● **TASK DETAILS**
Leave every picture out, and retype all the remaining records exactly.

Website and app data records:
.....

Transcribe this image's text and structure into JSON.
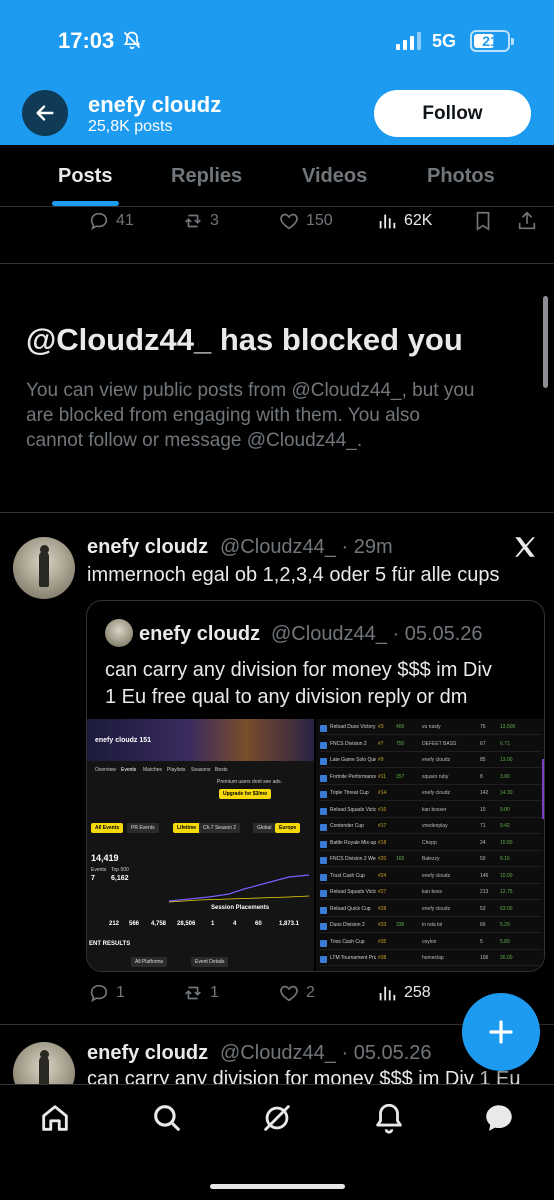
{
  "status_bar": {
    "time": "17:03",
    "network": "5G",
    "battery": "21"
  },
  "header": {
    "name": "enefy cloudz",
    "post_count": "25,8K posts",
    "follow_label": "Follow"
  },
  "tabs": [
    {
      "label": "Posts",
      "active": true
    },
    {
      "label": "Replies",
      "active": false
    },
    {
      "label": "Videos",
      "active": false
    },
    {
      "label": "Photos",
      "active": false
    }
  ],
  "top_actions": {
    "replies": "41",
    "reposts": "3",
    "likes": "150",
    "views": "62K"
  },
  "blocked": {
    "title": "@Cloudz44_ has blocked you",
    "line1": "You can view public posts from @Cloudz44_, but you",
    "line2": "are blocked from engaging with them. You also",
    "line3": "cannot follow or message @Cloudz44_."
  },
  "post1": {
    "name": "enefy cloudz",
    "handle": "@Cloudz44_ · 29m",
    "text": "immernoch egal ob 1,2,3,4 oder 5 für alle cups",
    "quote": {
      "name": "enefy cloudz",
      "handle": "@Cloudz44_ · 05.05.26",
      "line1": "can carry any division for money $$$ im Div",
      "line2": "1 Eu free qual to any division reply or dm",
      "screenshot": {
        "profile_name": "enefy cloudz 151",
        "nav": [
          "Overview",
          "Events",
          "Matches",
          "Playlists",
          "Seasons",
          "Bests"
        ],
        "premium_note": "Premium users dont see ads.",
        "upgrade": "Upgrade for $3/mo",
        "filters": [
          "All Events",
          "PR Events",
          "Lifetime",
          "Ch.7 Season 2",
          "Global",
          "Europe"
        ],
        "points": "14,419",
        "stat_labels": [
          "Events",
          "Top 500",
          "Wins"
        ],
        "stat_values": [
          "7",
          "6,162"
        ],
        "session_title": "Session Placements",
        "session_values": [
          "212",
          "566",
          "4,758",
          "28,506",
          "1",
          "4",
          "60",
          "1,873.1"
        ],
        "event_results": "ENT RESULTS",
        "platforms": "All Platforms",
        "search_placeholder": "Event Details",
        "events": [
          {
            "name": "Reload Duos Victory Cup",
            "rank": "#3",
            "pr": "400",
            "player": "vu nasty",
            "pts": "75",
            "kills": "13,500"
          },
          {
            "name": "FNCS Division 2",
            "rank": "#7",
            "pr": "750",
            "player": "DEFEET BASS",
            "pts": "67",
            "kills": "6.71"
          },
          {
            "name": "Late Game Solo Quick Cup",
            "rank": "#9",
            "pr": "",
            "player": "enefy cloudz",
            "pts": "85",
            "kills": "13.00"
          },
          {
            "name": "Fortnite Performance Evaluation",
            "rank": "#11",
            "pr": "357",
            "player": "squaro ruby",
            "pts": "8",
            "kills": "3.00"
          },
          {
            "name": "Triple Threat Cup",
            "rank": "#14",
            "pr": "",
            "player": "enefy cloudz",
            "pts": "142",
            "kills": "14.30"
          },
          {
            "name": "Reload Squads Victory Cup",
            "rank": "#16",
            "pr": "",
            "player": "kan bosser",
            "pts": "10",
            "kills": "9.00"
          },
          {
            "name": "Contender Cup",
            "rank": "#17",
            "pr": "",
            "player": "vnedenplay",
            "pts": "71",
            "kills": "9.42"
          },
          {
            "name": "Battle Royale Mix-up Monday",
            "rank": "#18",
            "pr": "",
            "player": "Chopp",
            "pts": "24",
            "kills": "10.80"
          },
          {
            "name": "FNCS Division 2 Week 2 Day 2",
            "rank": "#20",
            "pr": "165",
            "player": "Balezzy",
            "pts": "59",
            "kills": "8.16"
          },
          {
            "name": "Trust Cash Cup",
            "rank": "#24",
            "pr": "",
            "player": "enefy cloudz",
            "pts": "146",
            "kills": "10.00"
          },
          {
            "name": "Reload Squads Victory Cup",
            "rank": "#27",
            "pr": "",
            "player": "kan boss",
            "pts": "213",
            "kills": "12.75"
          },
          {
            "name": "Reload Quick Cup",
            "rank": "#28",
            "pr": "",
            "player": "enefy cloudz",
            "pts": "53",
            "kills": "63.00"
          },
          {
            "name": "Duos Division 2",
            "rank": "#33",
            "pr": "336",
            "player": "lo nda tol",
            "pts": "66",
            "kills": "5.29"
          },
          {
            "name": "Trios Cash Cup",
            "rank": "#35",
            "pr": "",
            "player": "ceylon",
            "pts": "5",
            "kills": "5.89"
          },
          {
            "name": "LTM Tournament Prize In Loco",
            "rank": "#38",
            "pr": "",
            "player": "homeclap",
            "pts": "106",
            "kills": "26.00"
          }
        ]
      }
    },
    "replies": "1",
    "reposts": "1",
    "likes": "2",
    "views": "258"
  },
  "post2": {
    "name": "enefy cloudz",
    "handle": "@Cloudz44_ · 05.05.26",
    "text": "can carry any division for money $$$ im Div 1 Eu"
  },
  "colors": {
    "accent": "#1d9bf0",
    "background": "#000000",
    "muted": "#71767b",
    "text": "#e7e9ea"
  },
  "icons": [
    "back-arrow-icon",
    "bell-off-icon",
    "x-logo-icon",
    "reply-icon",
    "repost-icon",
    "like-icon",
    "views-icon",
    "bookmark-icon",
    "share-icon",
    "home-icon",
    "search-icon",
    "grok-icon",
    "notifications-icon",
    "messages-icon",
    "compose-icon"
  ]
}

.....

● **WRITTEN RESPONSE**
Transcribe this image's text and structure into JSON.
{
  "status_bar": {
    "time": "17:03",
    "network": "5G",
    "battery": "21"
  },
  "header": {
    "name": "enefy cloudz",
    "post_count": "25,8K posts",
    "follow_label": "Follow"
  },
  "tabs": [
    {
      "label": "Posts",
      "active": true
    },
    {
      "label": "Replies",
      "active": false
    },
    {
      "label": "Videos",
      "active": false
    },
    {
      "label": "Photos",
      "active": false
    }
  ],
  "top_actions": {
    "replies": "41",
    "reposts": "3",
    "likes": "150",
    "views": "62K"
  },
  "blocked": {
    "title": "@Cloudz44_ has blocked you",
    "line1": "You can view public posts from @Cloudz44_, but you",
    "line2": "are blocked from engaging with them. You also",
    "line3": "cannot follow or message @Cloudz44_."
  },
  "post1": {
    "name": "enefy cloudz",
    "handle": "@Cloudz44_ · 29m",
    "text": "immernoch egal ob 1,2,3,4 oder 5 für alle cups",
    "quote": {
      "name": "enefy cloudz",
      "handle": "@Cloudz44_ · 05.05.26",
      "line1": "can carry any division for money $$$ im Div",
      "line2": "1 Eu free qual to any division reply or dm",
      "screenshot": {
        "profile_name": "enefy cloudz 151",
        "nav": [
          "Overview",
          "Events",
          "Matches",
          "Playlists",
          "Seasons",
          "Bests"
        ],
        "premium_note": "Premium users dont see ads.",
        "upgrade": "Upgrade for $3/mo",
        "filters": [
          "All Events",
          "PR Events",
          "Lifetime",
          "Ch.7 Season 2",
          "Global",
          "Europe"
        ],
        "points": "14,419",
        "stat_labels": [
          "Events",
          "Top 500",
          "Wins"
        ],
        "stat_values": [
          "7",
          "6,162"
        ],
        "session_title": "Session Placements",
        "session_values": [
          "212",
          "566",
          "4,758",
          "28,506",
          "1",
          "4",
          "60",
          "1,873.1"
        ],
        "event_results": "ENT RESULTS",
        "platforms": "All Platforms",
        "search_placeholder": "Event Details",
        "events": [
          {
            "name": "Reload Duos Victory Cup",
            "rank": "#3",
            "pr": "400",
            "player": "vu nasty",
            "pts": "75",
            "kills": "13,500"
          },
          {
            "name": "FNCS Division 2",
            "rank": "#7",
            "pr": "750",
            "player": "DEFEET BASS",
            "pts": "67",
            "kills": "6.71"
          },
          {
            "name": "Late Game Solo Quick Cup",
            "rank": "#9",
            "pr": "",
            "player": "enefy cloudz",
            "pts": "85",
            "kills": "13.00"
          },
          {
            "name": "Fortnite Performance Evaluation",
            "rank": "#11",
            "pr": "357",
            "player": "squaro ruby",
            "pts": "8",
            "kills": "3.00"
          },
          {
            "name": "Triple Threat Cup",
            "rank": "#14",
            "pr": "",
            "player": "enefy cloudz",
            "pts": "142",
            "kills": "14.30"
          },
          {
            "name": "Reload Squads Victory Cup",
            "rank": "#16",
            "pr": "",
            "player": "kan bosser",
            "pts": "10",
            "kills": "9.00"
          },
          {
            "name": "Contender Cup",
            "rank": "#17",
            "pr": "",
            "player": "vnedenplay",
            "pts": "71",
            "kills": "9.42"
          },
          {
            "name": "Battle Royale Mix-up Monday",
            "rank": "#18",
            "pr": "",
            "player": "Chopp",
            "pts": "24",
            "kills": "10.80"
          },
          {
            "name": "FNCS Division 2 Week 2 Day 2",
            "rank": "#20",
            "pr": "165",
            "player": "Balezzy",
            "pts": "59",
            "kills": "8.16"
          },
          {
            "name": "Trust Cash Cup",
            "rank": "#24",
            "pr": "",
            "player": "enefy cloudz",
            "pts": "146",
            "kills": "10.00"
          },
          {
            "name": "Reload Squads Victory Cup",
            "rank": "#27",
            "pr": "",
            "player": "kan boss",
            "pts": "213",
            "kills": "12.75"
          },
          {
            "name": "Reload Quick Cup",
            "rank": "#28",
            "pr": "",
            "player": "enefy cloudz",
            "pts": "53",
            "kills": "63.00"
          },
          {
            "name": "Duos Division 2",
            "rank": "#33",
            "pr": "336",
            "player": "lo nda tol",
            "pts": "66",
            "kills": "5.29"
          },
          {
            "name": "Trios Cash Cup",
            "rank": "#35",
            "pr": "",
            "player": "ceylon",
            "pts": "5",
            "kills": "5.89"
          },
          {
            "name": "LTM Tournament Prize In Loco",
            "rank": "#38",
            "pr": "",
            "player": "homeclap",
            "pts": "106",
            "kills": "26.00"
          }
        ]
      }
    },
    "replies": "1",
    "reposts": "1",
    "likes": "2",
    "views": "258"
  },
  "post2": {
    "name": "enefy cloudz",
    "handle": "@Cloudz44_ · 05.05.26",
    "text": "can carry any division for money $$$ im Div 1 Eu"
  },
  "colors": {
    "accent": "#1d9bf0",
    "background": "#000000",
    "muted": "#71767b",
    "text": "#e7e9ea"
  },
  "icons": [
    "back-arrow-icon",
    "bell-off-icon",
    "x-logo-icon",
    "reply-icon",
    "repost-icon",
    "like-icon",
    "views-icon",
    "bookmark-icon",
    "share-icon",
    "home-icon",
    "search-icon",
    "grok-icon",
    "notifications-icon",
    "messages-icon",
    "compose-icon"
  ]
}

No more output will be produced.